The reasons for Allen West to continue saying outrageous things though are obvious enough: rubes in the tea party lap this stuff up, to the tune of $7.5 million for his re-election (and counting), number one by far of any other representative.
Eric Wemple at the Washington Post said Soledad was satirizing West. Could be.
O'BRIEN: "So name names for me. Start naming the 78 to 81??
WEST: "Oh, we don?t have to."
O'BRIEN: "Oh, we do! I?m dying to know. Which are the members of the??
WEST: ?You can go look up the progressive caucus."
O'BRIEN: ?I got ?em right here!
WEST: "Well then you?ve got the names."
O'BRIEN ?So Keith Ellison is a communist? Raśl Grijalva is a communist??
WEST: ?Well, look, I?m just talking about the fact that the ideology and principles ? you can call it whatever you want."
O'BRIEN: ?Tammy Baldwin is a communist? Judy Chu is a communist??
WEST: ?You can call it whatever you want."
O'BRIEN: ?Yeah, but I want to know what you?re calling it."
WEST: ?I?m calling it this. Communist, progressive, Marxist, statist, another term being used. I?m looking at things they believe in. If you don?t think we have to stand upon truth and be able to identify and clearly contrast the different principles and values and ideologies of governance here in this country, then we?re never going to get to the fact of accepting the true debate happening in America. We don?t need a bureaucratic nanny state. We need to stay a Constitutional Republic. I think a lot of people need to study that and understand what it is.?

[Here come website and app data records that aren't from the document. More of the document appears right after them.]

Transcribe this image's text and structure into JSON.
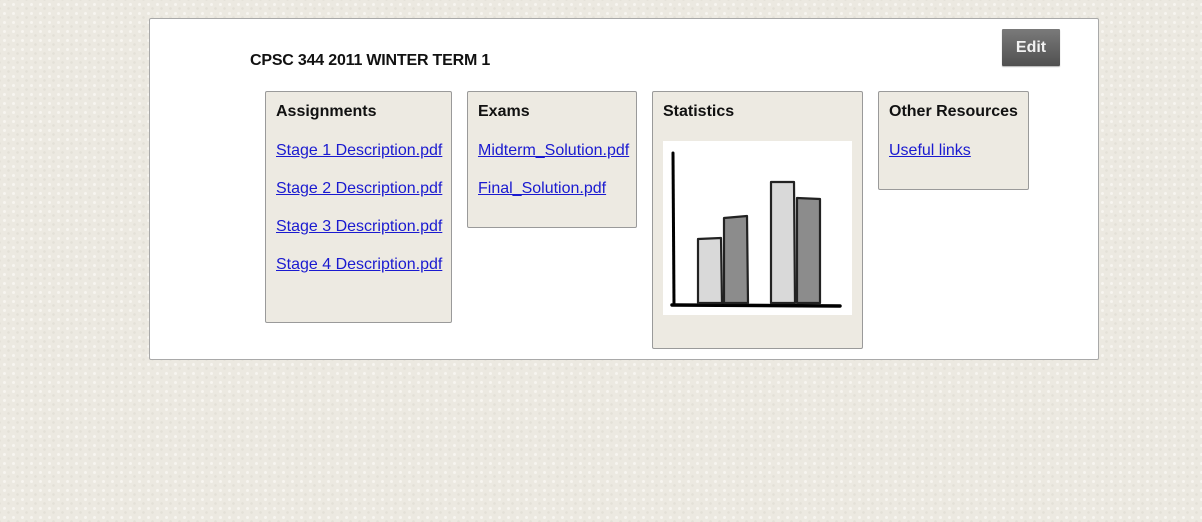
{
  "course": {
    "title": "CPSC 344 2011 WINTER TERM 1"
  },
  "toolbar": {
    "edit_label": "Edit"
  },
  "cards": {
    "assignments": {
      "title": "Assignments",
      "links": [
        "Stage 1 Description.pdf",
        "Stage 2 Description.pdf",
        "Stage 3 Description.pdf",
        "Stage 4 Description.pdf"
      ]
    },
    "exams": {
      "title": "Exams",
      "links": [
        "Midterm_Solution.pdf",
        "Final_Solution.pdf"
      ]
    },
    "statistics": {
      "title": "Statistics",
      "icon": "bar-chart-icon"
    },
    "resources": {
      "title": "Other Resources",
      "links": [
        "Useful links"
      ]
    }
  },
  "colors": {
    "link": "#1a1ad0",
    "card_background": "#edeae2",
    "button_background": "#606060",
    "bar_light": "#d9d9d9",
    "bar_dark": "#8c8c8c"
  }
}
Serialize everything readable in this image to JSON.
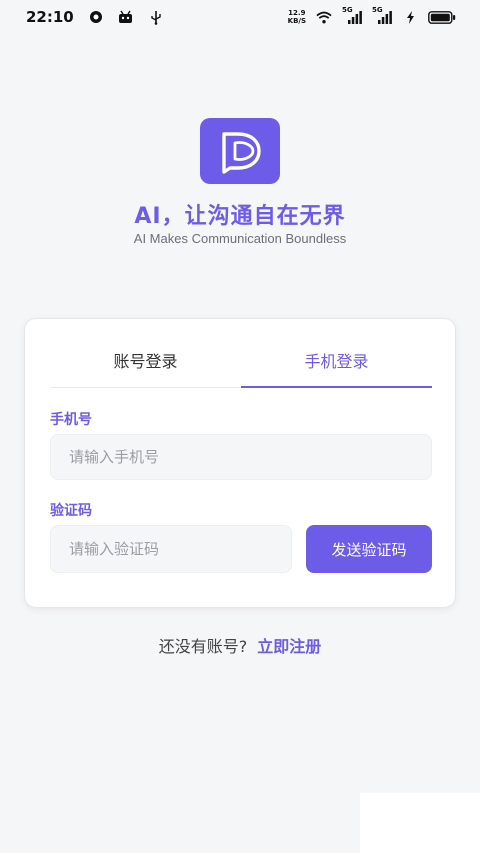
{
  "status_bar": {
    "time": "22:10",
    "left_icons": [
      "circle-app-icon",
      "android-icon",
      "usb-icon"
    ],
    "net_speed_value": "12.9",
    "net_speed_unit": "KB/S",
    "sim1_label": "5G",
    "sim2_label": "5G",
    "right_icons": [
      "wifi-icon",
      "signal-icon",
      "signal-icon",
      "charging-icon",
      "battery-icon"
    ]
  },
  "app": {
    "logo_icon": "app-logo-icon",
    "title": "AI，让沟通自在无界",
    "subtitle": "AI Makes Communication Boundless",
    "accent_color": "#6c5ce7"
  },
  "login": {
    "tabs": [
      {
        "label": "账号登录",
        "active": false
      },
      {
        "label": "手机登录",
        "active": true
      }
    ],
    "phone_label": "手机号",
    "phone_placeholder": "请输入手机号",
    "code_label": "验证码",
    "code_placeholder": "请输入验证码",
    "send_code_button": "发送验证码"
  },
  "footer": {
    "prompt": "还没有账号?",
    "register_link": "立即注册"
  }
}
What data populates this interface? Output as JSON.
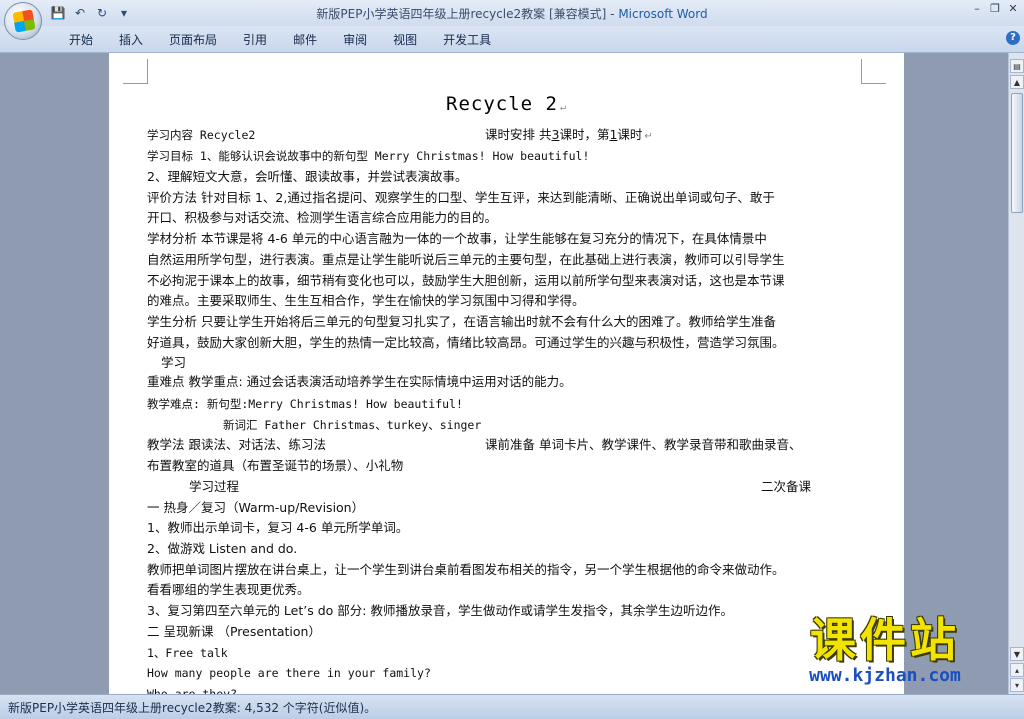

O?Brien then read a statement from the National Communist Party who said West was wrong for calling his colleagues communists.
WEST: ?I don?t care what he says".